### Source records ###

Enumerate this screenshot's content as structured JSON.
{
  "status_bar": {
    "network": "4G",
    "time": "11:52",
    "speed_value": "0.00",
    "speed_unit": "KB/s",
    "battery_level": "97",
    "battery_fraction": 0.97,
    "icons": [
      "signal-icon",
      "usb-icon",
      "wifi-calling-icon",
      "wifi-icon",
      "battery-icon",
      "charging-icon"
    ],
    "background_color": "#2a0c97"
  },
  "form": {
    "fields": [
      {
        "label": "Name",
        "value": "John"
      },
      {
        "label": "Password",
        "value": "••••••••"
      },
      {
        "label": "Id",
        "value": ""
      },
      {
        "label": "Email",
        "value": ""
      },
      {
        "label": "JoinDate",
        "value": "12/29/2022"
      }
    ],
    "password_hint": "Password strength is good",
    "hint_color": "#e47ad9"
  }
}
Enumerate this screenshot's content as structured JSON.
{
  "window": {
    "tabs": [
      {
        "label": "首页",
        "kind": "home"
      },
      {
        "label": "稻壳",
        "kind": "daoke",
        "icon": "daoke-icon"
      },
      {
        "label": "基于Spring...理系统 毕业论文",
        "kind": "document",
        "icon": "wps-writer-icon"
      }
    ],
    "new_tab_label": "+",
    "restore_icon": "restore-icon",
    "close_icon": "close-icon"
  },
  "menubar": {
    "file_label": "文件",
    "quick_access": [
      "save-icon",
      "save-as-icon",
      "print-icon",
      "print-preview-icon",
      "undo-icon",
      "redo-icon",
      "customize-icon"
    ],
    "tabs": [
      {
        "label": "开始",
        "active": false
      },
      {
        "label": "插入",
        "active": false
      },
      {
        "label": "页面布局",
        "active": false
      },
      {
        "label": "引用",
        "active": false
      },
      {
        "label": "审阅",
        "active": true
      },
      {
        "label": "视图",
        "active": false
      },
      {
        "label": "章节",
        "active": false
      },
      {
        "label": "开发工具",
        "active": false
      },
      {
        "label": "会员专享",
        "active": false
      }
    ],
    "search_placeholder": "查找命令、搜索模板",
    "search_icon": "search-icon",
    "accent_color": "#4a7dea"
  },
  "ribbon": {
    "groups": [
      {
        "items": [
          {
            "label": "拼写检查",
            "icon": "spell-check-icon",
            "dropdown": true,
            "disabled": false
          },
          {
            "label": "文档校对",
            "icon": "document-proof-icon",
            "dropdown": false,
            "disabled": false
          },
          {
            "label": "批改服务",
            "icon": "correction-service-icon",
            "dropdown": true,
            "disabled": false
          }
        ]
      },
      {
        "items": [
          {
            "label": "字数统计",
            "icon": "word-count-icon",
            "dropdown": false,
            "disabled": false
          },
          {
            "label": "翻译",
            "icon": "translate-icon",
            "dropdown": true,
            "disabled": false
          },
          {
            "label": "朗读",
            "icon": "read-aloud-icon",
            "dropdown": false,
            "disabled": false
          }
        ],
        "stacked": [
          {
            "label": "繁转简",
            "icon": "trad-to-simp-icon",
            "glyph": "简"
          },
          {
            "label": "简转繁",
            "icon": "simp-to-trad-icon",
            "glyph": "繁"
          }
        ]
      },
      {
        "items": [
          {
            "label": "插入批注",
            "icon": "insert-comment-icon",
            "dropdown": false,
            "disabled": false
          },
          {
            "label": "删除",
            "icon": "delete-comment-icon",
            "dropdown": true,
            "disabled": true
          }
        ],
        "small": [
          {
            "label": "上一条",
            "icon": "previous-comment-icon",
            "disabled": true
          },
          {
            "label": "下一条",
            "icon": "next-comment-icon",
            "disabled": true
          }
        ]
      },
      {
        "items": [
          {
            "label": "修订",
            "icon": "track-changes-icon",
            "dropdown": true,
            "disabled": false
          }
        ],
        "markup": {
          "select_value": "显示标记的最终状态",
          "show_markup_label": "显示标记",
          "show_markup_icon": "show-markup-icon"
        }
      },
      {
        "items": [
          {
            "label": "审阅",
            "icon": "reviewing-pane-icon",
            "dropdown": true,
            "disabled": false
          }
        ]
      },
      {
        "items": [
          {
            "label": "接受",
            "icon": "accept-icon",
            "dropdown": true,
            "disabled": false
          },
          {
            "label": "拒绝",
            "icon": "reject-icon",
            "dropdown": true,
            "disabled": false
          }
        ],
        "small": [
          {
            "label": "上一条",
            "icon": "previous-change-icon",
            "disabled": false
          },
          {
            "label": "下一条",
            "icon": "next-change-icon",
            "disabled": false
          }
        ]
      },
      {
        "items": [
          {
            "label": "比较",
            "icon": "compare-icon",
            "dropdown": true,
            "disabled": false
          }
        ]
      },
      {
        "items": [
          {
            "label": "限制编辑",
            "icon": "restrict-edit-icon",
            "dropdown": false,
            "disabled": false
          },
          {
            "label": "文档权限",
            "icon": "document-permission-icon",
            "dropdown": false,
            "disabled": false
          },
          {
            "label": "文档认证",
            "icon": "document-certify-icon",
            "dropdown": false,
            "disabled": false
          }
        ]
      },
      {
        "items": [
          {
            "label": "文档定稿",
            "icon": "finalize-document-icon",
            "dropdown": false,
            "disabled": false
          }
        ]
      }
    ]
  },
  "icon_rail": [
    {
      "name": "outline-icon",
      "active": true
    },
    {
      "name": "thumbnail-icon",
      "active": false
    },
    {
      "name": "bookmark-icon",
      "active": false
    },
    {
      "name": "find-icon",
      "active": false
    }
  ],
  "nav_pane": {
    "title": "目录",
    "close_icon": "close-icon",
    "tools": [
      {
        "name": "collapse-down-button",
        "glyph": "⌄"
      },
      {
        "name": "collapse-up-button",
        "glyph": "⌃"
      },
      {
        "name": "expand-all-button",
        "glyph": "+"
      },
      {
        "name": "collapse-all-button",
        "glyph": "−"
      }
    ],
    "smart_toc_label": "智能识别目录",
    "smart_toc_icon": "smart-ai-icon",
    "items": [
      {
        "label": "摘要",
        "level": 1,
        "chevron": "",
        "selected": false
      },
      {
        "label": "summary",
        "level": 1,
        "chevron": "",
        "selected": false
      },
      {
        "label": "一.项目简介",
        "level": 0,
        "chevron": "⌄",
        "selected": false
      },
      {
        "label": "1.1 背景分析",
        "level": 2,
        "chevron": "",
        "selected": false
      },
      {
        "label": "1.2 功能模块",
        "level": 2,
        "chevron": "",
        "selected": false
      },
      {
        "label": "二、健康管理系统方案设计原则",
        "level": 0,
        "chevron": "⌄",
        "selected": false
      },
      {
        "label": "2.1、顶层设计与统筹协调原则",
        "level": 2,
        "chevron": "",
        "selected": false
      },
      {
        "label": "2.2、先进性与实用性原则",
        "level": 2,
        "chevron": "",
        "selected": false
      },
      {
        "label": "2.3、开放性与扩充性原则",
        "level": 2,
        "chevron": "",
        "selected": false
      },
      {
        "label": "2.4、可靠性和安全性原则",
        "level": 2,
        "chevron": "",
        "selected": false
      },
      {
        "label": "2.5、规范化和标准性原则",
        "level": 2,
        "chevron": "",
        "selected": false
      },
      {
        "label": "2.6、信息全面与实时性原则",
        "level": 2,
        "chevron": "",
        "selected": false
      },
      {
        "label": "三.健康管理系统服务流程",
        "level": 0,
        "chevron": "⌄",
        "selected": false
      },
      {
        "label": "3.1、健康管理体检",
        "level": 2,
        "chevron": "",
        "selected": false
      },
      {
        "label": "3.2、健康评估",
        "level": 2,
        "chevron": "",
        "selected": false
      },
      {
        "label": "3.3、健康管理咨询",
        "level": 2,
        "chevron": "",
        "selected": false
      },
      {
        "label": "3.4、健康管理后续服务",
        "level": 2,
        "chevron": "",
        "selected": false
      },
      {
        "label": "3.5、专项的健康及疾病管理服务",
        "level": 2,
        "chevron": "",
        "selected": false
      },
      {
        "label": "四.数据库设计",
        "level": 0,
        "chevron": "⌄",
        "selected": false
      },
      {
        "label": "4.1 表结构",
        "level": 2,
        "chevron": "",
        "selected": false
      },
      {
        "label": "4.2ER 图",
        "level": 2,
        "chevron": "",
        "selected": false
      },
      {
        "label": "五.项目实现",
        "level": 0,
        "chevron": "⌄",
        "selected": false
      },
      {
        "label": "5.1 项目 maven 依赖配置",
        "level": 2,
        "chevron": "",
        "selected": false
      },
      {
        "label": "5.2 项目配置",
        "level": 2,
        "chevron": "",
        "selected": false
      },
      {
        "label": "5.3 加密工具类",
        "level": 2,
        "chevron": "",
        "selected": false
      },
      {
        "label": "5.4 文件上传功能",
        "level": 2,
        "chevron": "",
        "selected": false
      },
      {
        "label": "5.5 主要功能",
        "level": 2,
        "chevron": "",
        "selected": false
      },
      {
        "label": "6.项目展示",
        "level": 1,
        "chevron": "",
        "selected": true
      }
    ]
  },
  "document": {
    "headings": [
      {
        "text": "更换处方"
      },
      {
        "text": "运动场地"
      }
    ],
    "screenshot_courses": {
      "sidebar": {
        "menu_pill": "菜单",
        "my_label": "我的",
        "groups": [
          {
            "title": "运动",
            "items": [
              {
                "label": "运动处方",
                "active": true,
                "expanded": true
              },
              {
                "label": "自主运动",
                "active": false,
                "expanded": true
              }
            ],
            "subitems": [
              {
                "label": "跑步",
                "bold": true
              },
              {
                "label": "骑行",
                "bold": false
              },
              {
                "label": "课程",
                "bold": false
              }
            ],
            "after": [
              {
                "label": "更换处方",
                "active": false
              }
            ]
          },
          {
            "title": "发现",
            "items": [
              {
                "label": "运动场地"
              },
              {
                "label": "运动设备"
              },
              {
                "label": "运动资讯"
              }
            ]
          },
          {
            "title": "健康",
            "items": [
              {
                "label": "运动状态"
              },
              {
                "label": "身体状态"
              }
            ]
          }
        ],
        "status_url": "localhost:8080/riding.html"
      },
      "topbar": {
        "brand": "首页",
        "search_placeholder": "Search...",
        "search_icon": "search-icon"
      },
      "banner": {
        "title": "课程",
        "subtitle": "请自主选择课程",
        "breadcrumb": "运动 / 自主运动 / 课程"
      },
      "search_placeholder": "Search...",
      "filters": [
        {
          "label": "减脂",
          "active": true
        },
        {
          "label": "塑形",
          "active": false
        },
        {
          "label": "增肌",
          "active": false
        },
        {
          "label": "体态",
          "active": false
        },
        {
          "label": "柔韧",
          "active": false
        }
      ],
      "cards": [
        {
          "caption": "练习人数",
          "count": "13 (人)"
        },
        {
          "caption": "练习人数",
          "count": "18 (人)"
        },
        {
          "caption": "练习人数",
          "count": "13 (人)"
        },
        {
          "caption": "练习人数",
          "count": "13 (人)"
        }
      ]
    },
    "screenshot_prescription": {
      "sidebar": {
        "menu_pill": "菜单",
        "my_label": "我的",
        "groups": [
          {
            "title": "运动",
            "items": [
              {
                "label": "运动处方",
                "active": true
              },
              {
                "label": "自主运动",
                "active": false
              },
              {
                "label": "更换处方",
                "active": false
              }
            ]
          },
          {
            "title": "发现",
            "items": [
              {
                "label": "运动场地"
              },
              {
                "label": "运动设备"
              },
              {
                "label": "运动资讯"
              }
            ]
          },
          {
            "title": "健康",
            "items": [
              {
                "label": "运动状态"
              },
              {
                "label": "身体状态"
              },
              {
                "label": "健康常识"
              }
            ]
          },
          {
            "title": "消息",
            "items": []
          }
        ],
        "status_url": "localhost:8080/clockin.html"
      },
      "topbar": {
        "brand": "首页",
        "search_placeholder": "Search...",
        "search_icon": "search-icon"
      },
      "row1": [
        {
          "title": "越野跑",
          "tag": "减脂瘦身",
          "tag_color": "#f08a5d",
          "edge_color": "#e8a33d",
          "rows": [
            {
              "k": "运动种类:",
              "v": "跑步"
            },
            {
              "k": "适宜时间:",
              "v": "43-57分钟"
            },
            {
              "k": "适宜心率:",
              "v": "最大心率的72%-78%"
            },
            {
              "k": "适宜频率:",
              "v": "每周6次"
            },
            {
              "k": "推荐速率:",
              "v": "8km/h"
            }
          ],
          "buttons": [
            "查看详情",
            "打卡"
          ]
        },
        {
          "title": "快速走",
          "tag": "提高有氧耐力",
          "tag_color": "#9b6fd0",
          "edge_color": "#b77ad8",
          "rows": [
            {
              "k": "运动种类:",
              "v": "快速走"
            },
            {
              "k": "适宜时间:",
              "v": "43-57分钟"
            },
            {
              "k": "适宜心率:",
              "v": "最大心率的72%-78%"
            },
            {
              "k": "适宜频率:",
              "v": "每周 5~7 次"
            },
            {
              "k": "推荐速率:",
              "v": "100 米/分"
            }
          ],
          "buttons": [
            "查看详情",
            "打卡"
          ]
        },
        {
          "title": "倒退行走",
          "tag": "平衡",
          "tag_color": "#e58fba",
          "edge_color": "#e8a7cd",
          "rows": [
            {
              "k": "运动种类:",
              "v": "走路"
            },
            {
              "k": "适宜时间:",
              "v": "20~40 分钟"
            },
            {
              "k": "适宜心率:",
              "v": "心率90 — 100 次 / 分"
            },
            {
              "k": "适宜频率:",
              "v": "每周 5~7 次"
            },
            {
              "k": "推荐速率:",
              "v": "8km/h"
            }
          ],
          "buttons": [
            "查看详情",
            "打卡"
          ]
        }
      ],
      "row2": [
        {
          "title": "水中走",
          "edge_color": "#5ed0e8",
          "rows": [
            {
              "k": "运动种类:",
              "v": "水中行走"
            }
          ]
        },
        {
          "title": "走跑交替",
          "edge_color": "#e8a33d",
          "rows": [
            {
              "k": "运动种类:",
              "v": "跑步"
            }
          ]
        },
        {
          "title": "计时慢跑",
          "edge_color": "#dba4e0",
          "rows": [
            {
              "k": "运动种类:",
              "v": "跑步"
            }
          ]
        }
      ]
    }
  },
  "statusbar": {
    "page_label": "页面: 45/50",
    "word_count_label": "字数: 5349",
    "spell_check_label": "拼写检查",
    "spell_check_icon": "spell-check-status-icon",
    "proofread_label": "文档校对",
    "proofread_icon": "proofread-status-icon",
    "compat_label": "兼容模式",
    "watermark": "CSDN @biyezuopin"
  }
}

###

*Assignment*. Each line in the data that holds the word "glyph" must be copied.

*Response*.
            "glyph": "简"
            "glyph": "繁"
        "glyph": "⌄"
        "glyph": "⌃"
        "glyph": "+"
        "glyph": "−"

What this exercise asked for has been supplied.